| BRIEF |
Within the records below, repeat each line exactly but keep every picture out of the copy.

| SOURCE DATA |
^^^^^^^^

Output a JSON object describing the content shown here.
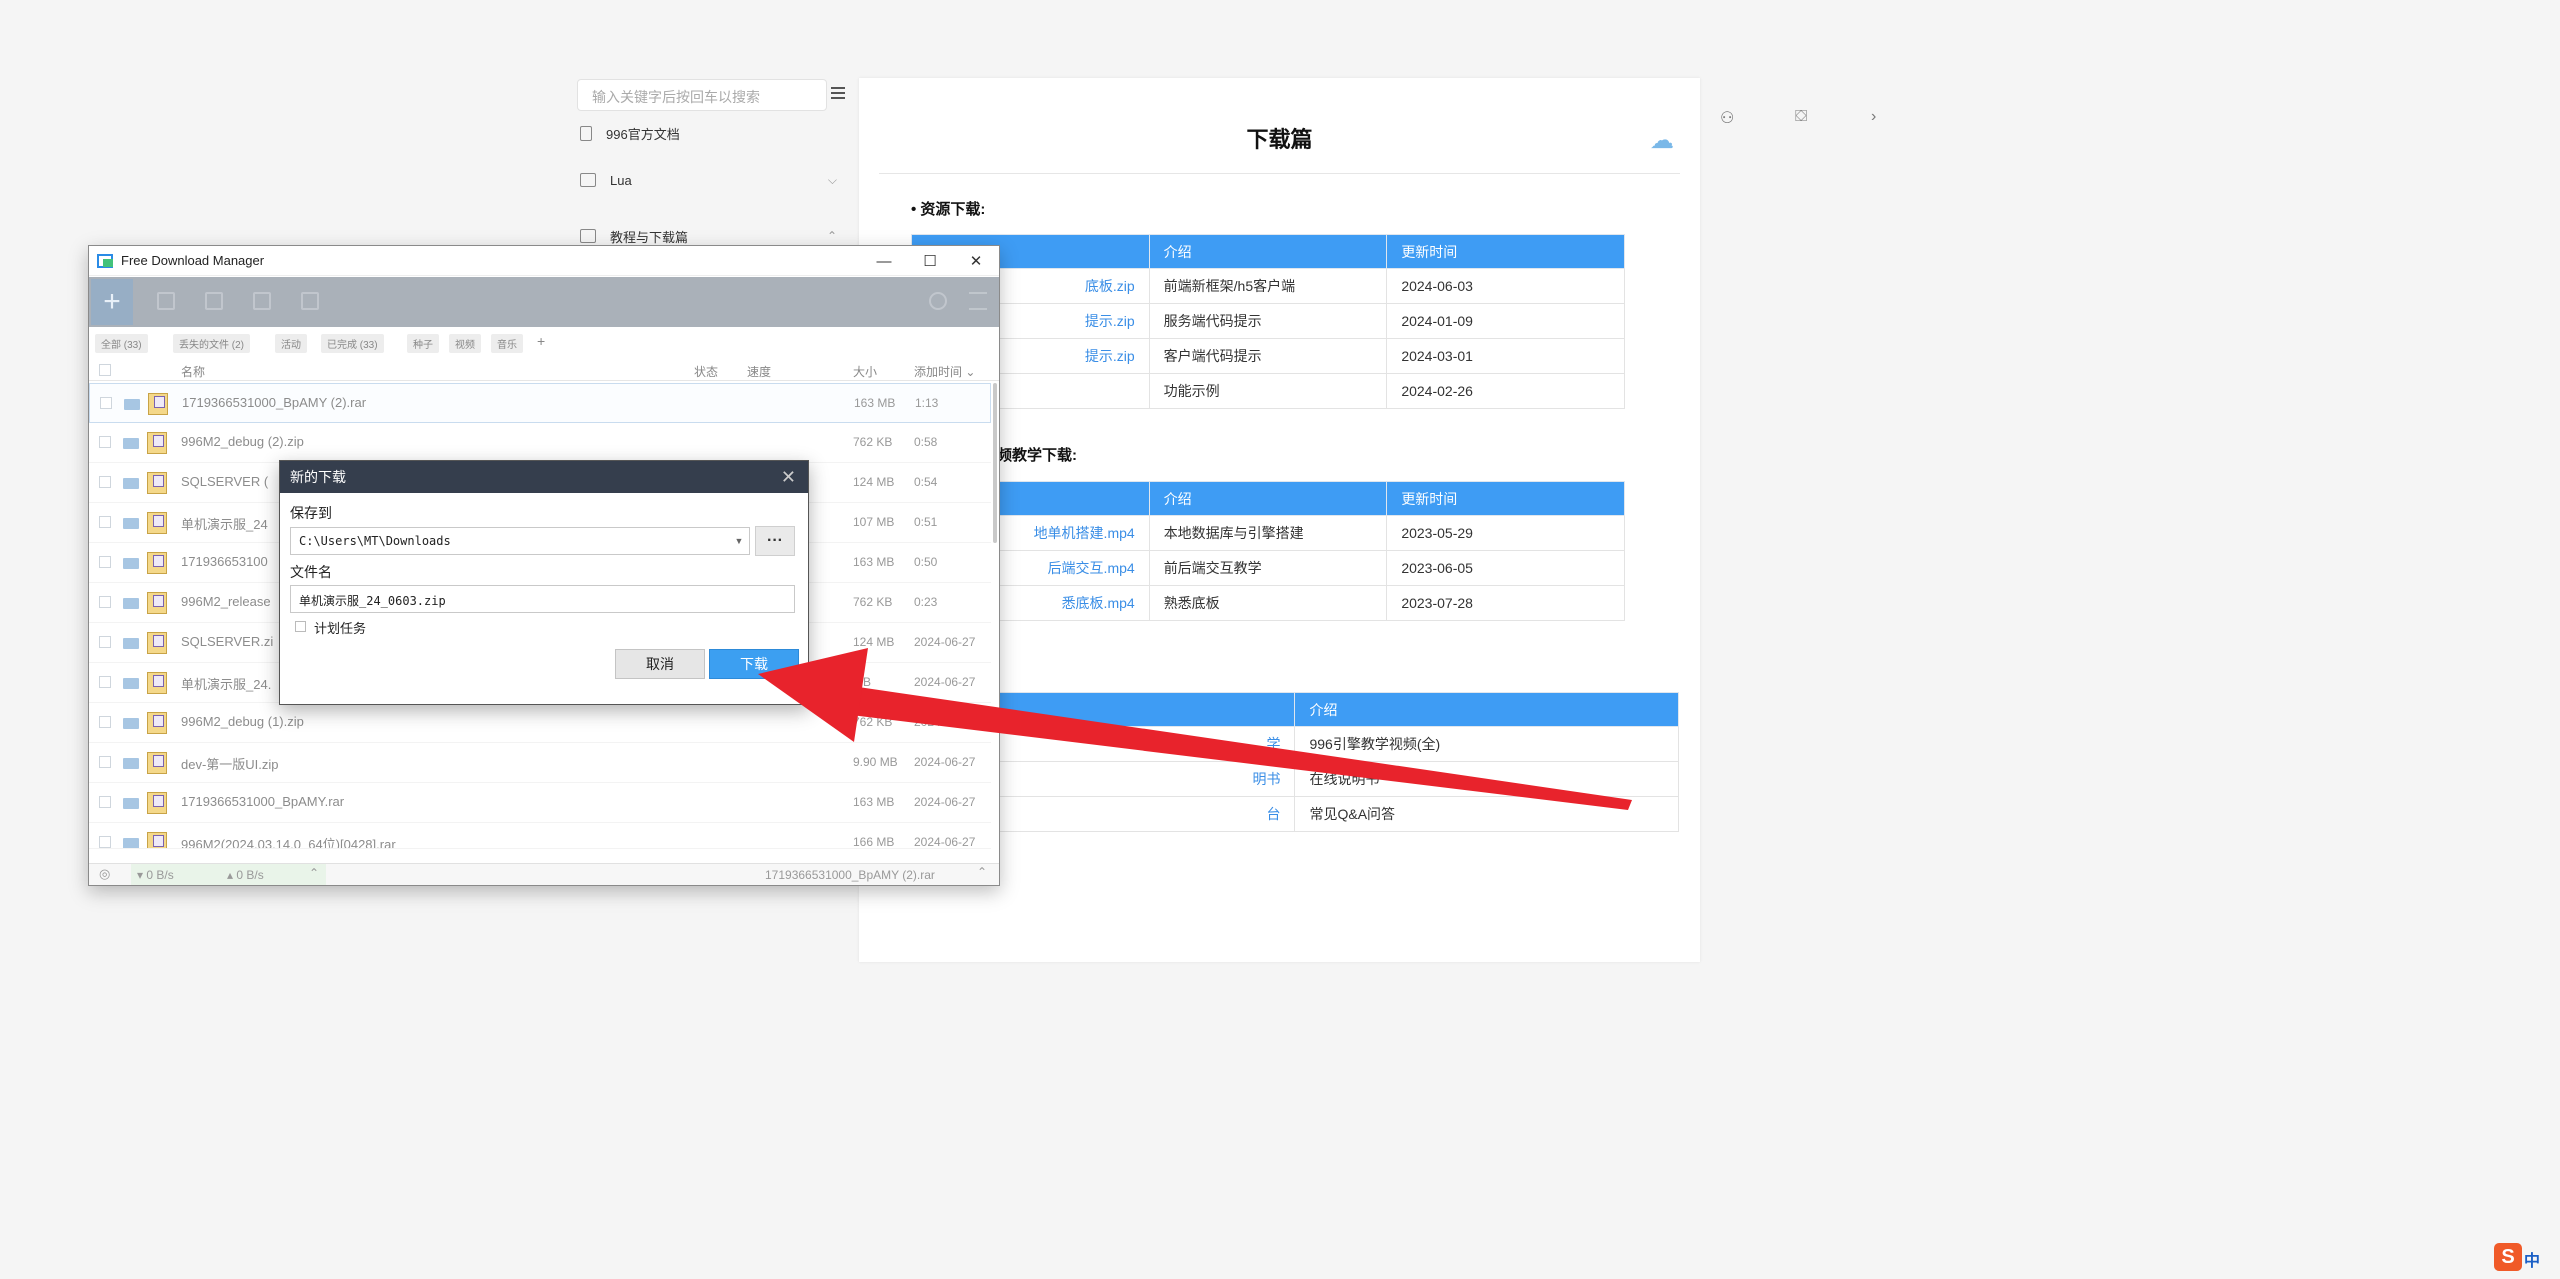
{
  "doc_site": {
    "search_placeholder": "输入关键字后按回车以搜索",
    "sidebar_items": [
      {
        "label": "996官方文档",
        "icon": "document-icon"
      },
      {
        "label": "Lua",
        "icon": "folder-icon",
        "expand": "⌵"
      },
      {
        "label": "教程与下载篇",
        "icon": "folder-icon",
        "expand": "⌃"
      }
    ],
    "page_title": "下载篇",
    "section1_heading": "• 资源下载:",
    "section2_heading": "频教学下载:",
    "table1": {
      "headers": [
        "",
        "介绍",
        "更新时间"
      ],
      "rows": [
        [
          "底板.zip",
          "前端新框架/h5客户端",
          "2024-06-03"
        ],
        [
          "提示.zip",
          "服务端代码提示",
          "2024-01-09"
        ],
        [
          "提示.zip",
          "客户端代码提示",
          "2024-03-01"
        ],
        [
          "",
          "功能示例",
          "2024-02-26"
        ]
      ]
    },
    "table2": {
      "headers": [
        "",
        "介绍",
        "更新时间"
      ],
      "rows": [
        [
          "地单机搭建.mp4",
          "本地数据库与引擎搭建",
          "2023-05-29"
        ],
        [
          "后端交互.mp4",
          "前后端交互教学",
          "2023-06-05"
        ],
        [
          "悉底板.mp4",
          "熟悉底板",
          "2023-07-28"
        ]
      ]
    },
    "table3": {
      "headers": [
        "",
        "介绍"
      ],
      "rows": [
        [
          "学",
          "996引擎教学视频(全)"
        ],
        [
          "明书",
          "在线说明书"
        ],
        [
          "台",
          "常见Q&A问答"
        ]
      ]
    }
  },
  "fdm": {
    "window_title": "Free Download Manager",
    "window_controls": {
      "minimize": "—",
      "maximize": "☐",
      "close": "✕"
    },
    "toolbar_add": "+",
    "filters": [
      "全部 (33)",
      "丢失的文件 (2)",
      "活动",
      "已完成 (33)",
      "种子",
      "视频",
      "音乐",
      "+"
    ],
    "columns": {
      "name": "名称",
      "status": "状态",
      "speed": "速度",
      "size": "大小",
      "added": "添加时间 ⌄"
    },
    "rows": [
      {
        "name": "1719366531000_BpAMY (2).rar",
        "size": "163 MB",
        "time": "1:13"
      },
      {
        "name": "996M2_debug (2).zip",
        "size": "762 KB",
        "time": "0:58"
      },
      {
        "name": "SQLSERVER (",
        "size": "124 MB",
        "time": "0:54"
      },
      {
        "name": "单机演示服_24",
        "size": "107 MB",
        "time": "0:51"
      },
      {
        "name": "171936653100",
        "size": "163 MB",
        "time": "0:50"
      },
      {
        "name": "996M2_release",
        "size": "762 KB",
        "time": "0:23"
      },
      {
        "name": "SQLSERVER.zi",
        "size": "124 MB",
        "time": "2024-06-27"
      },
      {
        "name": "单机演示服_24.",
        "size": "MB",
        "time": "2024-06-27"
      },
      {
        "name": "996M2_debug (1).zip",
        "size": "762 KB",
        "time": "2024-06-27"
      },
      {
        "name": "dev-第一版UI.zip",
        "size": "9.90 MB",
        "time": "2024-06-27"
      },
      {
        "name": "1719366531000_BpAMY.rar",
        "size": "163 MB",
        "time": "2024-06-27"
      },
      {
        "name": "996M2(2024.03.14.0_64位)[0428].rar",
        "size": "166 MB",
        "time": "2024-06-27"
      }
    ],
    "status_bar": {
      "down_speed": "▾ 0 B/s",
      "up_speed": "▴ 0 B/s",
      "current_file": "1719366531000_BpAMY (2).rar"
    }
  },
  "dialog": {
    "title": "新的下载",
    "save_to_label": "保存到",
    "save_path": "C:\\Users\\MT\\Downloads",
    "filename_label": "文件名",
    "filename": "单机演示服_24_0603.zip",
    "schedule_label": "计划任务",
    "cancel_label": "取消",
    "download_label": "下载",
    "more_label": "···"
  },
  "ime": {
    "logo": "S",
    "mode": "中"
  },
  "colors": {
    "accent": "#3c9ff1",
    "table_header": "#3e9cf4",
    "arrow": "#e8232c",
    "dialog_title_bg": "#353e4d"
  }
}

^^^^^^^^

| SOLUTION TO THIS PROBLEM |
Output a JSON object describing the content shown here.
{
  "doc_site": {
    "search_placeholder": "输入关键字后按回车以搜索",
    "sidebar_items": [
      {
        "label": "996官方文档",
        "icon": "document-icon"
      },
      {
        "label": "Lua",
        "icon": "folder-icon",
        "expand": "⌵"
      },
      {
        "label": "教程与下载篇",
        "icon": "folder-icon",
        "expand": "⌃"
      }
    ],
    "page_title": "下载篇",
    "section1_heading": "• 资源下载:",
    "section2_heading": "频教学下载:",
    "table1": {
      "headers": [
        "",
        "介绍",
        "更新时间"
      ],
      "rows": [
        [
          "底板.zip",
          "前端新框架/h5客户端",
          "2024-06-03"
        ],
        [
          "提示.zip",
          "服务端代码提示",
          "2024-01-09"
        ],
        [
          "提示.zip",
          "客户端代码提示",
          "2024-03-01"
        ],
        [
          "",
          "功能示例",
          "2024-02-26"
        ]
      ]
    },
    "table2": {
      "headers": [
        "",
        "介绍",
        "更新时间"
      ],
      "rows": [
        [
          "地单机搭建.mp4",
          "本地数据库与引擎搭建",
          "2023-05-29"
        ],
        [
          "后端交互.mp4",
          "前后端交互教学",
          "2023-06-05"
        ],
        [
          "悉底板.mp4",
          "熟悉底板",
          "2023-07-28"
        ]
      ]
    },
    "table3": {
      "headers": [
        "",
        "介绍"
      ],
      "rows": [
        [
          "学",
          "996引擎教学视频(全)"
        ],
        [
          "明书",
          "在线说明书"
        ],
        [
          "台",
          "常见Q&A问答"
        ]
      ]
    }
  },
  "fdm": {
    "window_title": "Free Download Manager",
    "window_controls": {
      "minimize": "—",
      "maximize": "☐",
      "close": "✕"
    },
    "toolbar_add": "+",
    "filters": [
      "全部 (33)",
      "丢失的文件 (2)",
      "活动",
      "已完成 (33)",
      "种子",
      "视频",
      "音乐",
      "+"
    ],
    "columns": {
      "name": "名称",
      "status": "状态",
      "speed": "速度",
      "size": "大小",
      "added": "添加时间 ⌄"
    },
    "rows": [
      {
        "name": "1719366531000_BpAMY (2).rar",
        "size": "163 MB",
        "time": "1:13"
      },
      {
        "name": "996M2_debug (2).zip",
        "size": "762 KB",
        "time": "0:58"
      },
      {
        "name": "SQLSERVER (",
        "size": "124 MB",
        "time": "0:54"
      },
      {
        "name": "单机演示服_24",
        "size": "107 MB",
        "time": "0:51"
      },
      {
        "name": "171936653100",
        "size": "163 MB",
        "time": "0:50"
      },
      {
        "name": "996M2_release",
        "size": "762 KB",
        "time": "0:23"
      },
      {
        "name": "SQLSERVER.zi",
        "size": "124 MB",
        "time": "2024-06-27"
      },
      {
        "name": "单机演示服_24.",
        "size": "MB",
        "time": "2024-06-27"
      },
      {
        "name": "996M2_debug (1).zip",
        "size": "762 KB",
        "time": "2024-06-27"
      },
      {
        "name": "dev-第一版UI.zip",
        "size": "9.90 MB",
        "time": "2024-06-27"
      },
      {
        "name": "1719366531000_BpAMY.rar",
        "size": "163 MB",
        "time": "2024-06-27"
      },
      {
        "name": "996M2(2024.03.14.0_64位)[0428].rar",
        "size": "166 MB",
        "time": "2024-06-27"
      }
    ],
    "status_bar": {
      "down_speed": "▾ 0 B/s",
      "up_speed": "▴ 0 B/s",
      "current_file": "1719366531000_BpAMY (2).rar"
    }
  },
  "dialog": {
    "title": "新的下载",
    "save_to_label": "保存到",
    "save_path": "C:\\Users\\MT\\Downloads",
    "filename_label": "文件名",
    "filename": "单机演示服_24_0603.zip",
    "schedule_label": "计划任务",
    "cancel_label": "取消",
    "download_label": "下载",
    "more_label": "···"
  },
  "ime": {
    "logo": "S",
    "mode": "中"
  },
  "colors": {
    "accent": "#3c9ff1",
    "table_header": "#3e9cf4",
    "arrow": "#e8232c",
    "dialog_title_bg": "#353e4d"
  }
}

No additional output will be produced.